● Exercise details: Report each line of the entries below that has the word "security" in it.

● Available records:
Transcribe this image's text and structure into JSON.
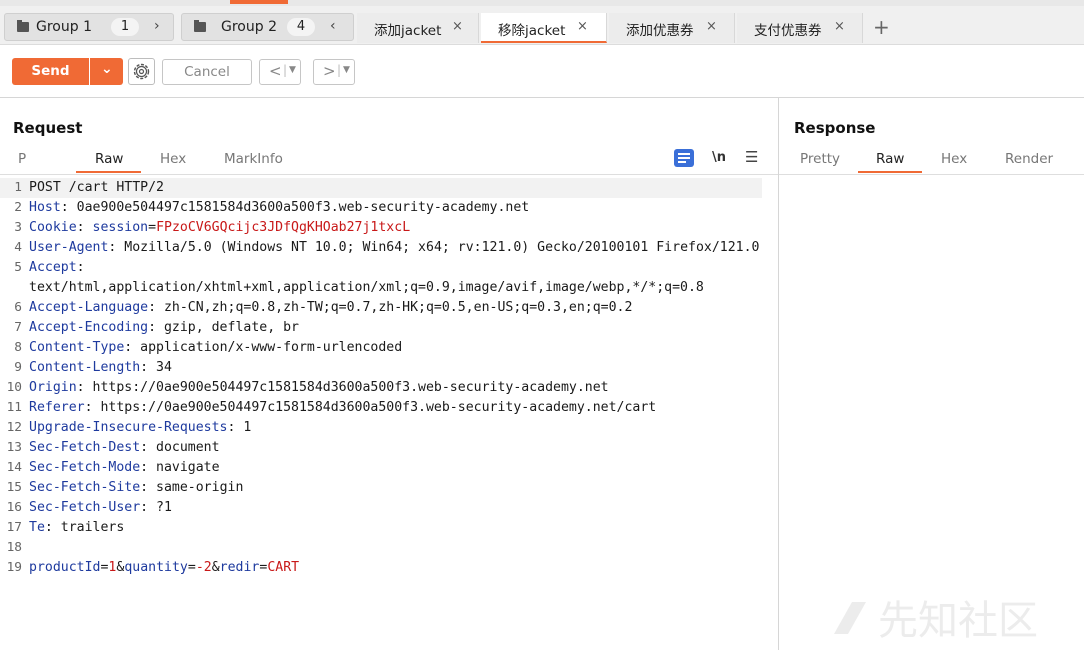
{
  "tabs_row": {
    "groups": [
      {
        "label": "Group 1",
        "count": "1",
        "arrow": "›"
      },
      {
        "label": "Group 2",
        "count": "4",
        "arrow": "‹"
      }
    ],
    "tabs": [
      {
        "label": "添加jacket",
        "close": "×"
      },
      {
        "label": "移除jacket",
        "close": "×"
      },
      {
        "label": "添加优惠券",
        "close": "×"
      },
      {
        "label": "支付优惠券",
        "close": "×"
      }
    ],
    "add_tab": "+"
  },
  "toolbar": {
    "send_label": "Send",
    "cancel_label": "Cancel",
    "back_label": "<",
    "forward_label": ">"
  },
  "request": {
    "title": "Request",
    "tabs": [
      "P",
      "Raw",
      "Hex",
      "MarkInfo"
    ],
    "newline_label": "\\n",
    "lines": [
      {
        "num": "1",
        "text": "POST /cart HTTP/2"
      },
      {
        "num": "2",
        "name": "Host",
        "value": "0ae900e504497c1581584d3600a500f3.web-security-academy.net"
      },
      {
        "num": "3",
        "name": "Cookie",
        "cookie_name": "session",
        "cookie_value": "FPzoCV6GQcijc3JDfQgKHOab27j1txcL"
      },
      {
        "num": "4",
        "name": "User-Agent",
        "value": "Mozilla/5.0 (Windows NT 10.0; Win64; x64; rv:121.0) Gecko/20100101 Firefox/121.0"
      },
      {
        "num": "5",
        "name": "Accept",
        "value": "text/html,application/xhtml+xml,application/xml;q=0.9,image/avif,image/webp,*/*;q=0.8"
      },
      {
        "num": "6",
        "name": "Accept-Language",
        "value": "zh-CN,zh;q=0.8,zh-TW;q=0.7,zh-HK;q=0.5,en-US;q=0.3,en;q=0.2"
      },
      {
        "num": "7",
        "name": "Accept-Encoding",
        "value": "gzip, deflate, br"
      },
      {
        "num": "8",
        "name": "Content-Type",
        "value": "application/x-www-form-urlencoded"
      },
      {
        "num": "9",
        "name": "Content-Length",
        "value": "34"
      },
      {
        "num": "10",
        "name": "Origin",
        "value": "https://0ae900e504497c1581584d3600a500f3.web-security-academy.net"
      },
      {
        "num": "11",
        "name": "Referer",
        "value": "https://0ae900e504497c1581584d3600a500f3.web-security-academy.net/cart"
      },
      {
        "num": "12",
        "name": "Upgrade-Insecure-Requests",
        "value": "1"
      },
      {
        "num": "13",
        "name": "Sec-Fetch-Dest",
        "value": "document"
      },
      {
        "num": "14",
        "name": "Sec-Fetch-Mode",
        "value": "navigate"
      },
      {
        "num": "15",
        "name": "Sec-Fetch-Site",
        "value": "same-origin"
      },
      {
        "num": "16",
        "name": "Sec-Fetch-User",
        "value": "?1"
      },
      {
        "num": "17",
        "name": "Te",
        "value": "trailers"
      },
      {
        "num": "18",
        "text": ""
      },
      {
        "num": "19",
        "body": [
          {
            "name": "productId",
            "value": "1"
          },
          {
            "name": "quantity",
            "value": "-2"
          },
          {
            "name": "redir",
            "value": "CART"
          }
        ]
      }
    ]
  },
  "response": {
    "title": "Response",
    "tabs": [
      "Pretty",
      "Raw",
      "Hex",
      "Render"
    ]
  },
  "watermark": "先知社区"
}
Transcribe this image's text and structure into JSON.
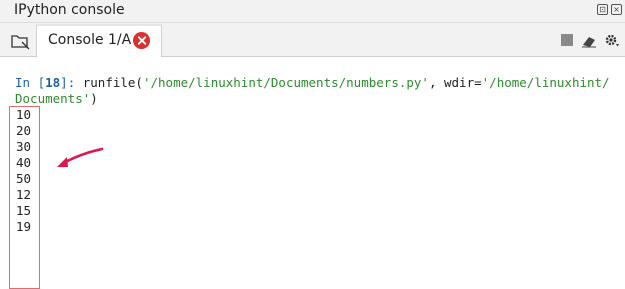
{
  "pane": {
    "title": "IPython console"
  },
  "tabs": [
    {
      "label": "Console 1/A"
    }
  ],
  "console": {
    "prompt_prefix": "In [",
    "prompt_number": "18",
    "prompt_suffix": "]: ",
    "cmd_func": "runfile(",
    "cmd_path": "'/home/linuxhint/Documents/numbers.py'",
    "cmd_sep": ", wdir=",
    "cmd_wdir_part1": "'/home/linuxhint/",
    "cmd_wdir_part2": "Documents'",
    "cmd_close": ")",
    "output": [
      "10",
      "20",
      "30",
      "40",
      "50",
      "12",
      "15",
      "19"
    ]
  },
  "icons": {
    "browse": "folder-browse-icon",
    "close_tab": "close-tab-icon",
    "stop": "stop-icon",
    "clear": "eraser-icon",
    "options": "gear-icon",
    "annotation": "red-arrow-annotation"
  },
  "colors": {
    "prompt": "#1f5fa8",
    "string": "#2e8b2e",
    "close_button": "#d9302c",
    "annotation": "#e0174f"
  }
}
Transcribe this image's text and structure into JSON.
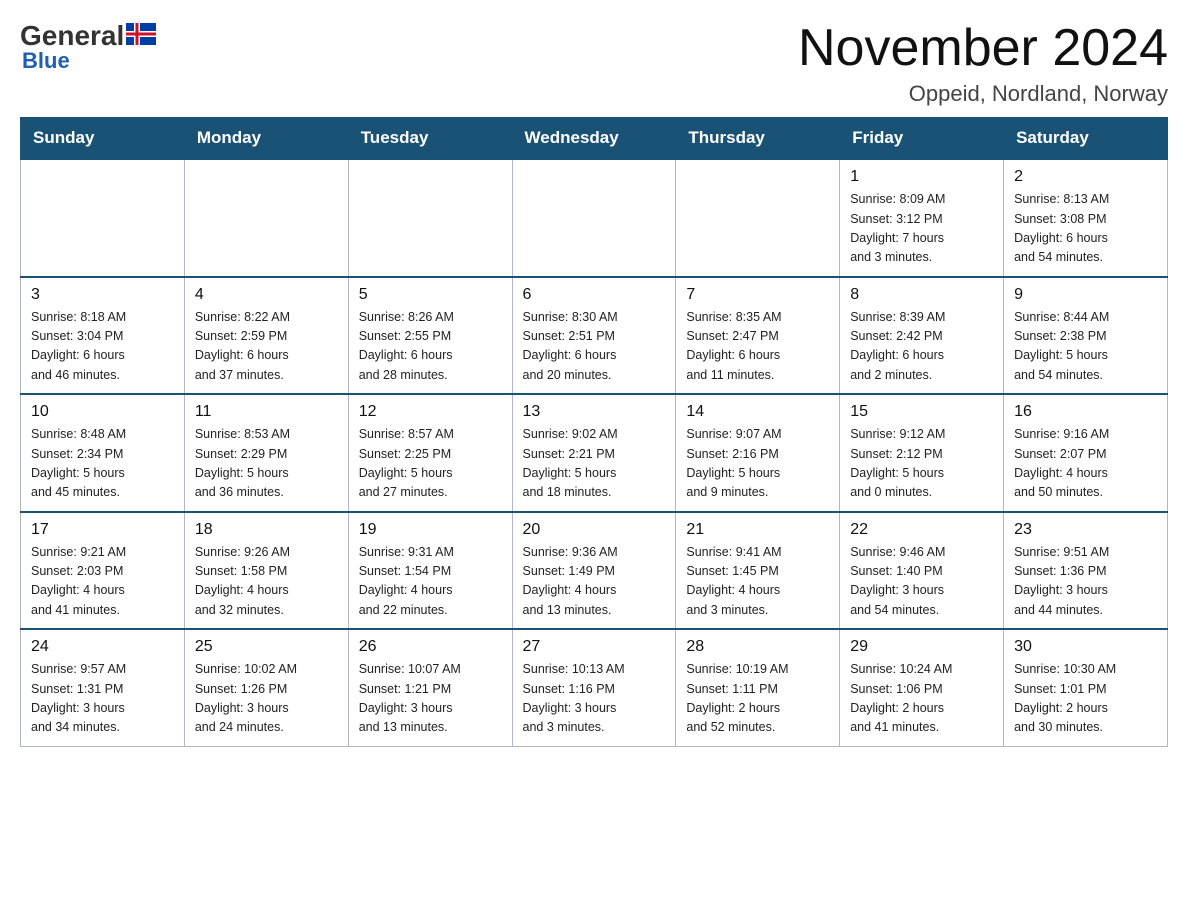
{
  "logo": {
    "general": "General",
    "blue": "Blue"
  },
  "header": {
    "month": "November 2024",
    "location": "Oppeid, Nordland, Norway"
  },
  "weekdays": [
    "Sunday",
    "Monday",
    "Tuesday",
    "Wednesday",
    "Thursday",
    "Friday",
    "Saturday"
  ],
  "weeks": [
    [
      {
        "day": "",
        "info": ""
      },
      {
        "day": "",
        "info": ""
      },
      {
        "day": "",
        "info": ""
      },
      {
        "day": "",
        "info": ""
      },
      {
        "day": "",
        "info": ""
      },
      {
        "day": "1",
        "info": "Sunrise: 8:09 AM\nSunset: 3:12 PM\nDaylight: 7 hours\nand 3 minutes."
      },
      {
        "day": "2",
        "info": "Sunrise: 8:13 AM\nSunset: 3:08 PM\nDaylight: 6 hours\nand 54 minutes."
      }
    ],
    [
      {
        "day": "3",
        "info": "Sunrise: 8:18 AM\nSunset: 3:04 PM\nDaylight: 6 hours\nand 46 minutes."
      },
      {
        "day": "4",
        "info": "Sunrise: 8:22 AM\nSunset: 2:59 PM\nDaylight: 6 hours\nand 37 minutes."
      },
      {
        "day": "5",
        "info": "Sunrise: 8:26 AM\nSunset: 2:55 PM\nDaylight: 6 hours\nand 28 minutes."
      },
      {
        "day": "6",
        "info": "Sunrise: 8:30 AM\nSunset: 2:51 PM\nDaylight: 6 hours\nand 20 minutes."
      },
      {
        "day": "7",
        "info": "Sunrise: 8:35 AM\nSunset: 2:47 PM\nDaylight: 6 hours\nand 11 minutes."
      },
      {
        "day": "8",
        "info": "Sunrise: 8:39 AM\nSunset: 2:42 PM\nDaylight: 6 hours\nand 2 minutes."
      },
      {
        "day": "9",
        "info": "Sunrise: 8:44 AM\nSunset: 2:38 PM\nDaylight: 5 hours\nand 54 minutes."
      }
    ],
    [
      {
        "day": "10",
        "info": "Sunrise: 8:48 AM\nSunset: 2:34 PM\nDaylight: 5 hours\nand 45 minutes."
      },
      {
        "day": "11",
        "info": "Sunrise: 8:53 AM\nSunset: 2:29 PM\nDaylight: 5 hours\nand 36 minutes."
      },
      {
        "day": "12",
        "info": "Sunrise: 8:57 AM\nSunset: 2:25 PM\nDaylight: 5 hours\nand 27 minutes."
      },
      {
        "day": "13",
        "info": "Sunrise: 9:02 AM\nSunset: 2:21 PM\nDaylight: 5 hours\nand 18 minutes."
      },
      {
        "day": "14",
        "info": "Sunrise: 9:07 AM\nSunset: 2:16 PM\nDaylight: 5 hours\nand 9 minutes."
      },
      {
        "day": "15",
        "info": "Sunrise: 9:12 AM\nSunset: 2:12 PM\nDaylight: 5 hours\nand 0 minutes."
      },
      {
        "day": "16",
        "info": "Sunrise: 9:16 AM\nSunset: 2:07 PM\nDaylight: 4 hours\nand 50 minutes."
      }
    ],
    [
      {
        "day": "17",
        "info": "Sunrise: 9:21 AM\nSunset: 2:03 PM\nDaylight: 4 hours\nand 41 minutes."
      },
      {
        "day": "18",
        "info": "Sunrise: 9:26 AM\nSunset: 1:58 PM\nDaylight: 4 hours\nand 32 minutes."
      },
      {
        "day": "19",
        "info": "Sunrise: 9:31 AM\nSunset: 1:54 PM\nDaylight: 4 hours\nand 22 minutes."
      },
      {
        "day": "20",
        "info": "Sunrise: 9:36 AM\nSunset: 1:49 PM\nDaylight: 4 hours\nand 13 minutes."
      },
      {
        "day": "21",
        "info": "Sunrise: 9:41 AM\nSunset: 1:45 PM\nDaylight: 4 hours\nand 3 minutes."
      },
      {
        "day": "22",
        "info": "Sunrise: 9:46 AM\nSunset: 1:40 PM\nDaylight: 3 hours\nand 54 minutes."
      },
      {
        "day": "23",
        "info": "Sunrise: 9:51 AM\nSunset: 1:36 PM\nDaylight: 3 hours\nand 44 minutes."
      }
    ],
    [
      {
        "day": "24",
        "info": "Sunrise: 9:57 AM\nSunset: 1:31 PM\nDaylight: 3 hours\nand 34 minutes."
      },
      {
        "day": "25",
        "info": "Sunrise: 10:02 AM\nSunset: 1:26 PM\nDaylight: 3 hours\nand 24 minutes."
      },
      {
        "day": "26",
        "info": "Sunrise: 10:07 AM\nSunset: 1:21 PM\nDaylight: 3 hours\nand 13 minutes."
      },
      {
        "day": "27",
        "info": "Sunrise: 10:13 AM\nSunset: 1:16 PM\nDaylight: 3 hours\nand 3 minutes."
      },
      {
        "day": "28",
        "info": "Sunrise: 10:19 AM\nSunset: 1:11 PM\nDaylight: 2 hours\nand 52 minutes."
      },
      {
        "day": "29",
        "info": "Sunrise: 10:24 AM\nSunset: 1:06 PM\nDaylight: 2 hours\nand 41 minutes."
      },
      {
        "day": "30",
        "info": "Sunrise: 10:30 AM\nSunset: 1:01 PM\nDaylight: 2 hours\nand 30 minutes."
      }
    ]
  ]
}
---
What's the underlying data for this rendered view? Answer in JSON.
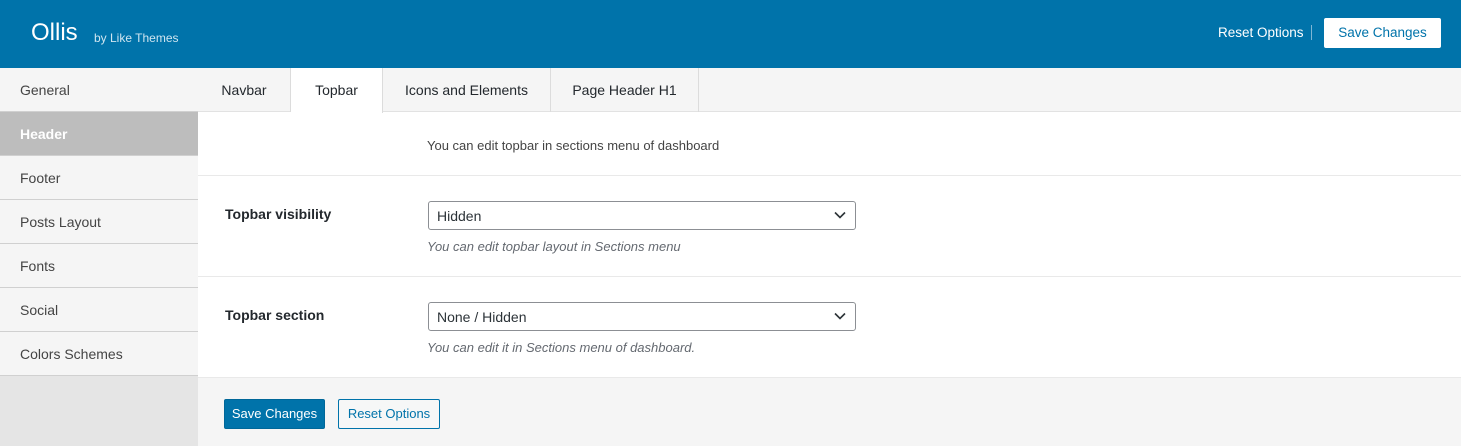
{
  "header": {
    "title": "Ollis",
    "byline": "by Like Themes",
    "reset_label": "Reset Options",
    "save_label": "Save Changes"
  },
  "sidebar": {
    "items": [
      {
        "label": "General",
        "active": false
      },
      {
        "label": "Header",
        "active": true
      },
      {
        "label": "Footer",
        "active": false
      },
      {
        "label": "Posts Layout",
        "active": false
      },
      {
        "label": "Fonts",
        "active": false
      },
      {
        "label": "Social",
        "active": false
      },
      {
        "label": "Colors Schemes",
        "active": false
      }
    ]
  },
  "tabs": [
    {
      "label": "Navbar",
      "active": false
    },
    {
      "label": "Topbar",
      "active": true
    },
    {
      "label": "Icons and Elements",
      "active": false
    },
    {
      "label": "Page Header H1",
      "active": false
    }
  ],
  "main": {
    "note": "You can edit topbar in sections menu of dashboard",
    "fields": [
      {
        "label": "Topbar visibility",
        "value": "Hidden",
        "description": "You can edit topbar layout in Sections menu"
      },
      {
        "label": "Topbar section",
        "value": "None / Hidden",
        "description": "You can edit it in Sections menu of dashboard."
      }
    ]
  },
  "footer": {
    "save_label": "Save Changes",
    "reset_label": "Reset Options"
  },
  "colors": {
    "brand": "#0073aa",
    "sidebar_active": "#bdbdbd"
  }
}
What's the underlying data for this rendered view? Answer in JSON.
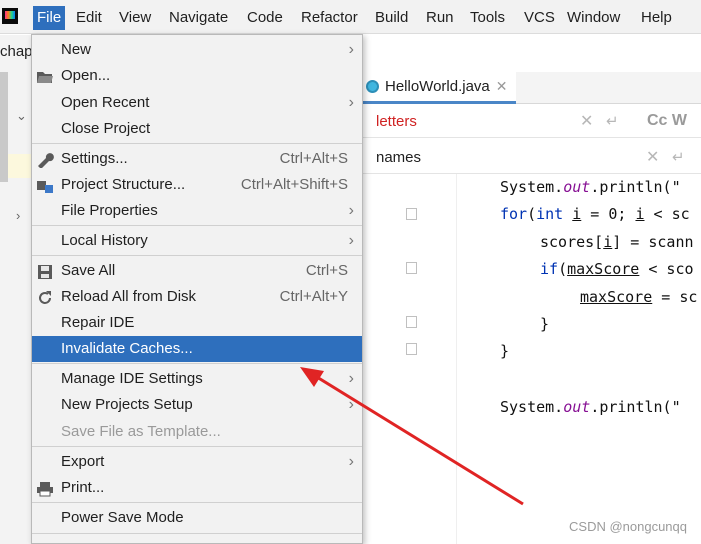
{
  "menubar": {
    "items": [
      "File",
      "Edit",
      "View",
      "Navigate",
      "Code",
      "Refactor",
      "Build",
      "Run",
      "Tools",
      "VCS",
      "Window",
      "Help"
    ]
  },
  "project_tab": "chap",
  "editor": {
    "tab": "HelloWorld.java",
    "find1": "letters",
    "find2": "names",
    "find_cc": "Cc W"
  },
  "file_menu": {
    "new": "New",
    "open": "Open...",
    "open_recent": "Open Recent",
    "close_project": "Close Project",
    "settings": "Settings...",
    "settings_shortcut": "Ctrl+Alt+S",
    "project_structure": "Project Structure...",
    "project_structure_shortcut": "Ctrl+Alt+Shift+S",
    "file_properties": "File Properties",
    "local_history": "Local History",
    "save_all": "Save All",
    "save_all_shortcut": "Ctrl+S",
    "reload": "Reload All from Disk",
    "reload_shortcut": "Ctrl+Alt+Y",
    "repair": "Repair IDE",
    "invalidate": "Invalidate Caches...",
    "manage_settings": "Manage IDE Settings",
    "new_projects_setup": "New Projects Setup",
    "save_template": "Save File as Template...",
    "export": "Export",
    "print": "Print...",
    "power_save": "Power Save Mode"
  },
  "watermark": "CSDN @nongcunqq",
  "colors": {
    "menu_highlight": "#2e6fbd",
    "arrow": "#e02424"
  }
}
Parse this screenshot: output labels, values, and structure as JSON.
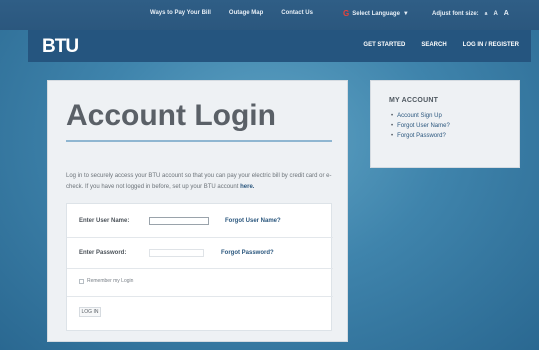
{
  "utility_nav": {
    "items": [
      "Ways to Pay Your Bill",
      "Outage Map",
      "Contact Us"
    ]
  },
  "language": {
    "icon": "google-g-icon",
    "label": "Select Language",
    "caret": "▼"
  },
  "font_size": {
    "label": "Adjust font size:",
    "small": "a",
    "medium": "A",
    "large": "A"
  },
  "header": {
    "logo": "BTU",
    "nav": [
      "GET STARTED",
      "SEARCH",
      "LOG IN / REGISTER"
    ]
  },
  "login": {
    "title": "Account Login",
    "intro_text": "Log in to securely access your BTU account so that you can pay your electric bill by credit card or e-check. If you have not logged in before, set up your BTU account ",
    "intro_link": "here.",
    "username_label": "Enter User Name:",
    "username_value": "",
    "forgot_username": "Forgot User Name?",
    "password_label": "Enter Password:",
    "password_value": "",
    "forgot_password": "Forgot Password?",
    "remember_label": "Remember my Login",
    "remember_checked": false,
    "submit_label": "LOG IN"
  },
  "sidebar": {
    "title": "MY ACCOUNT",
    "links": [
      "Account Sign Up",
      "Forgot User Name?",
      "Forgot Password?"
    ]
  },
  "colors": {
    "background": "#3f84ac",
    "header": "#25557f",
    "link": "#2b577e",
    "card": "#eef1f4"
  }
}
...
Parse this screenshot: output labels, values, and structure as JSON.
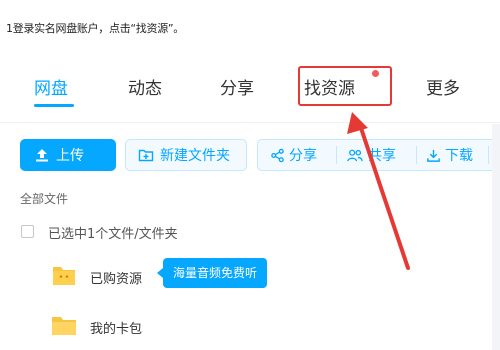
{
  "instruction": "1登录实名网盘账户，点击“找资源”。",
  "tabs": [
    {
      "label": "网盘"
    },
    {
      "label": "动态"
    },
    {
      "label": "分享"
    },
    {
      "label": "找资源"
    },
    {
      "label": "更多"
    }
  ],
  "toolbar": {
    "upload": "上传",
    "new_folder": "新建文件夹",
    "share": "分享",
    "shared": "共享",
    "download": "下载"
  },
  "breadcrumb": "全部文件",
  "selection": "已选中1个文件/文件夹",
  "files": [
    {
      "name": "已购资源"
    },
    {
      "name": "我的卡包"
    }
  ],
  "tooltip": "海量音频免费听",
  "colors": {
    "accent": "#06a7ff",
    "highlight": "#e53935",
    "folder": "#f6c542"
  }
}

● Exercise response:
        "value": "0ae900e504497c1581584d3600a500f3.web-security-academy.net"
        "value": "https://0ae900e504497c1581584d3600a500f3.web-security-academy.net"
        "value": "https://0ae900e504497c1581584d3600a500f3.web-security-academy.net/cart"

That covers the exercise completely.